-- Provided data follows --
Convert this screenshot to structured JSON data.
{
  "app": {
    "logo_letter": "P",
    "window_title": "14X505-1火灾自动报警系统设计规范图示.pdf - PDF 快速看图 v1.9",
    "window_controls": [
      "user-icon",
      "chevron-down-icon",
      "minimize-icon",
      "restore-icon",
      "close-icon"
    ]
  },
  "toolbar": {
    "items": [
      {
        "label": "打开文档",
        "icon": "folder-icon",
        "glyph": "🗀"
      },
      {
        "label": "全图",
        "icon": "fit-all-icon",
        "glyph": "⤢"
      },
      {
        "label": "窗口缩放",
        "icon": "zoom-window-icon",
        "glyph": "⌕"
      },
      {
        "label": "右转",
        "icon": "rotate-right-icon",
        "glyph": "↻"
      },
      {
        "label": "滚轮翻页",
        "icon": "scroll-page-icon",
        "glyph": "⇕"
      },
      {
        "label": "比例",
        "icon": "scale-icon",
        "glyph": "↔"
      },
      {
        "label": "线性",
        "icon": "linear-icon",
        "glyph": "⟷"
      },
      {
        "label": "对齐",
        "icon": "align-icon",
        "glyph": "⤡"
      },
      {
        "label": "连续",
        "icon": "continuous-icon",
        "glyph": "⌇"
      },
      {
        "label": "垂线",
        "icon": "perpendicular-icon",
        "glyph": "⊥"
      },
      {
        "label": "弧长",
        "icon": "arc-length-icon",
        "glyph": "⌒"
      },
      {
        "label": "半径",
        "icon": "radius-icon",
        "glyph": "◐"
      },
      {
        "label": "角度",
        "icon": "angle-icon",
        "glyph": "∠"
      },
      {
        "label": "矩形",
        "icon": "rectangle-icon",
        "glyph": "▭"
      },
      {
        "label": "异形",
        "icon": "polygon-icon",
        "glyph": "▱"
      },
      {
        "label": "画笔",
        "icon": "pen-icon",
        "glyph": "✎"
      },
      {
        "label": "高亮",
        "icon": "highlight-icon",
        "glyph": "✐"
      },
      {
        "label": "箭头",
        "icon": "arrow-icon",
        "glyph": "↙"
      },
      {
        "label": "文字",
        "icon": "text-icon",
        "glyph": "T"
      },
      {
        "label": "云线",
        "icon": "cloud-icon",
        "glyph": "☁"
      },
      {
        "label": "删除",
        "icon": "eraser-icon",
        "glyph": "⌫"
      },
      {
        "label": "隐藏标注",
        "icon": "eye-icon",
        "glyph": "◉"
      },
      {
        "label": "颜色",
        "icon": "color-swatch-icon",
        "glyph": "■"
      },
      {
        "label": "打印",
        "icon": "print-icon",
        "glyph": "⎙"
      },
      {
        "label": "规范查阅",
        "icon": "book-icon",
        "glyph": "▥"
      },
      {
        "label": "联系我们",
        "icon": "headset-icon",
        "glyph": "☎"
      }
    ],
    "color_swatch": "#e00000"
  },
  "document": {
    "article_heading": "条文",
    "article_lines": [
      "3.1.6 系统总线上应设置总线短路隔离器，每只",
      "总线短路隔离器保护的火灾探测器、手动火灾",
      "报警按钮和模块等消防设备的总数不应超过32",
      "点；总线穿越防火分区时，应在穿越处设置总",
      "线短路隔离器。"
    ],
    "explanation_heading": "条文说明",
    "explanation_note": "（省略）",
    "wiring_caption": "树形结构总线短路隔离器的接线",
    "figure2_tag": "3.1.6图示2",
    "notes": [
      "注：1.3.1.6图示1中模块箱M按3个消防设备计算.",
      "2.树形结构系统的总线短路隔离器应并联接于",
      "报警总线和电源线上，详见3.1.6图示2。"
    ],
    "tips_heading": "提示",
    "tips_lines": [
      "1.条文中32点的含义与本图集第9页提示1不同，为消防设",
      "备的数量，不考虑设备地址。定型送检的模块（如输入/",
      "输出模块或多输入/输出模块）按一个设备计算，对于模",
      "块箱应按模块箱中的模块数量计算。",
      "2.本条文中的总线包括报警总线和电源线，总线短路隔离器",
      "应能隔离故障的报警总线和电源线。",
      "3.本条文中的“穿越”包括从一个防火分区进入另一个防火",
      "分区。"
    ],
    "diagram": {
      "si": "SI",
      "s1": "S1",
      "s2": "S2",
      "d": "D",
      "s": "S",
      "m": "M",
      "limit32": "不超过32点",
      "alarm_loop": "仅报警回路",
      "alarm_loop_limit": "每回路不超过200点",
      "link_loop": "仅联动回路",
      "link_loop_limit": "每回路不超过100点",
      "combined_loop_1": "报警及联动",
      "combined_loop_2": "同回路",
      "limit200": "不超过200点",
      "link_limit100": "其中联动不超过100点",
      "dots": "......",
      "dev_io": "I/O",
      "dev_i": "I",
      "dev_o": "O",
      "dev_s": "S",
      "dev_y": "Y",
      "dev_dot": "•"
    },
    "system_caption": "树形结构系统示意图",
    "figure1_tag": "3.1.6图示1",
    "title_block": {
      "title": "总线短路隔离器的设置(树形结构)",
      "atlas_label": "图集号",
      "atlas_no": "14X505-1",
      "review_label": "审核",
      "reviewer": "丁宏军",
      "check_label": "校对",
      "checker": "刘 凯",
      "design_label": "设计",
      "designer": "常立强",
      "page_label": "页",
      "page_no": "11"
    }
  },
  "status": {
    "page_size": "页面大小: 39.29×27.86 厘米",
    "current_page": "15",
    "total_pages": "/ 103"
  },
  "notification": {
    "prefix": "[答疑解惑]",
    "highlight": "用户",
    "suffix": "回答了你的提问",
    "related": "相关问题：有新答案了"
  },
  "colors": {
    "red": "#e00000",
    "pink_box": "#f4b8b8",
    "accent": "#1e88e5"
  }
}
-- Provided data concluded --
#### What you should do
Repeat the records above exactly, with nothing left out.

#### Expected answer
Convert this screenshot to structured JSON data.
{
  "app": {
    "logo_letter": "P",
    "window_title": "14X505-1火灾自动报警系统设计规范图示.pdf - PDF 快速看图 v1.9",
    "window_controls": [
      "user-icon",
      "chevron-down-icon",
      "minimize-icon",
      "restore-icon",
      "close-icon"
    ]
  },
  "toolbar": {
    "items": [
      {
        "label": "打开文档",
        "icon": "folder-icon",
        "glyph": "🗀"
      },
      {
        "label": "全图",
        "icon": "fit-all-icon",
        "glyph": "⤢"
      },
      {
        "label": "窗口缩放",
        "icon": "zoom-window-icon",
        "glyph": "⌕"
      },
      {
        "label": "右转",
        "icon": "rotate-right-icon",
        "glyph": "↻"
      },
      {
        "label": "滚轮翻页",
        "icon": "scroll-page-icon",
        "glyph": "⇕"
      },
      {
        "label": "比例",
        "icon": "scale-icon",
        "glyph": "↔"
      },
      {
        "label": "线性",
        "icon": "linear-icon",
        "glyph": "⟷"
      },
      {
        "label": "对齐",
        "icon": "align-icon",
        "glyph": "⤡"
      },
      {
        "label": "连续",
        "icon": "continuous-icon",
        "glyph": "⌇"
      },
      {
        "label": "垂线",
        "icon": "perpendicular-icon",
        "glyph": "⊥"
      },
      {
        "label": "弧长",
        "icon": "arc-length-icon",
        "glyph": "⌒"
      },
      {
        "label": "半径",
        "icon": "radius-icon",
        "glyph": "◐"
      },
      {
        "label": "角度",
        "icon": "angle-icon",
        "glyph": "∠"
      },
      {
        "label": "矩形",
        "icon": "rectangle-icon",
        "glyph": "▭"
      },
      {
        "label": "异形",
        "icon": "polygon-icon",
        "glyph": "▱"
      },
      {
        "label": "画笔",
        "icon": "pen-icon",
        "glyph": "✎"
      },
      {
        "label": "高亮",
        "icon": "highlight-icon",
        "glyph": "✐"
      },
      {
        "label": "箭头",
        "icon": "arrow-icon",
        "glyph": "↙"
      },
      {
        "label": "文字",
        "icon": "text-icon",
        "glyph": "T"
      },
      {
        "label": "云线",
        "icon": "cloud-icon",
        "glyph": "☁"
      },
      {
        "label": "删除",
        "icon": "eraser-icon",
        "glyph": "⌫"
      },
      {
        "label": "隐藏标注",
        "icon": "eye-icon",
        "glyph": "◉"
      },
      {
        "label": "颜色",
        "icon": "color-swatch-icon",
        "glyph": "■"
      },
      {
        "label": "打印",
        "icon": "print-icon",
        "glyph": "⎙"
      },
      {
        "label": "规范查阅",
        "icon": "book-icon",
        "glyph": "▥"
      },
      {
        "label": "联系我们",
        "icon": "headset-icon",
        "glyph": "☎"
      }
    ],
    "color_swatch": "#e00000"
  },
  "document": {
    "article_heading": "条文",
    "article_lines": [
      "3.1.6 系统总线上应设置总线短路隔离器，每只",
      "总线短路隔离器保护的火灾探测器、手动火灾",
      "报警按钮和模块等消防设备的总数不应超过32",
      "点；总线穿越防火分区时，应在穿越处设置总",
      "线短路隔离器。"
    ],
    "explanation_heading": "条文说明",
    "explanation_note": "（省略）",
    "wiring_caption": "树形结构总线短路隔离器的接线",
    "figure2_tag": "3.1.6图示2",
    "notes": [
      "注：1.3.1.6图示1中模块箱M按3个消防设备计算.",
      "2.树形结构系统的总线短路隔离器应并联接于",
      "报警总线和电源线上，详见3.1.6图示2。"
    ],
    "tips_heading": "提示",
    "tips_lines": [
      "1.条文中32点的含义与本图集第9页提示1不同，为消防设",
      "备的数量，不考虑设备地址。定型送检的模块（如输入/",
      "输出模块或多输入/输出模块）按一个设备计算，对于模",
      "块箱应按模块箱中的模块数量计算。",
      "2.本条文中的总线包括报警总线和电源线，总线短路隔离器",
      "应能隔离故障的报警总线和电源线。",
      "3.本条文中的“穿越”包括从一个防火分区进入另一个防火",
      "分区。"
    ],
    "diagram": {
      "si": "SI",
      "s1": "S1",
      "s2": "S2",
      "d": "D",
      "s": "S",
      "m": "M",
      "limit32": "不超过32点",
      "alarm_loop": "仅报警回路",
      "alarm_loop_limit": "每回路不超过200点",
      "link_loop": "仅联动回路",
      "link_loop_limit": "每回路不超过100点",
      "combined_loop_1": "报警及联动",
      "combined_loop_2": "同回路",
      "limit200": "不超过200点",
      "link_limit100": "其中联动不超过100点",
      "dots": "......",
      "dev_io": "I/O",
      "dev_i": "I",
      "dev_o": "O",
      "dev_s": "S",
      "dev_y": "Y",
      "dev_dot": "•"
    },
    "system_caption": "树形结构系统示意图",
    "figure1_tag": "3.1.6图示1",
    "title_block": {
      "title": "总线短路隔离器的设置(树形结构)",
      "atlas_label": "图集号",
      "atlas_no": "14X505-1",
      "review_label": "审核",
      "reviewer": "丁宏军",
      "check_label": "校对",
      "checker": "刘 凯",
      "design_label": "设计",
      "designer": "常立强",
      "page_label": "页",
      "page_no": "11"
    }
  },
  "status": {
    "page_size": "页面大小: 39.29×27.86 厘米",
    "current_page": "15",
    "total_pages": "/ 103"
  },
  "notification": {
    "prefix": "[答疑解惑]",
    "highlight": "用户",
    "suffix": "回答了你的提问",
    "related": "相关问题：有新答案了"
  },
  "colors": {
    "red": "#e00000",
    "pink_box": "#f4b8b8",
    "accent": "#1e88e5"
  }
}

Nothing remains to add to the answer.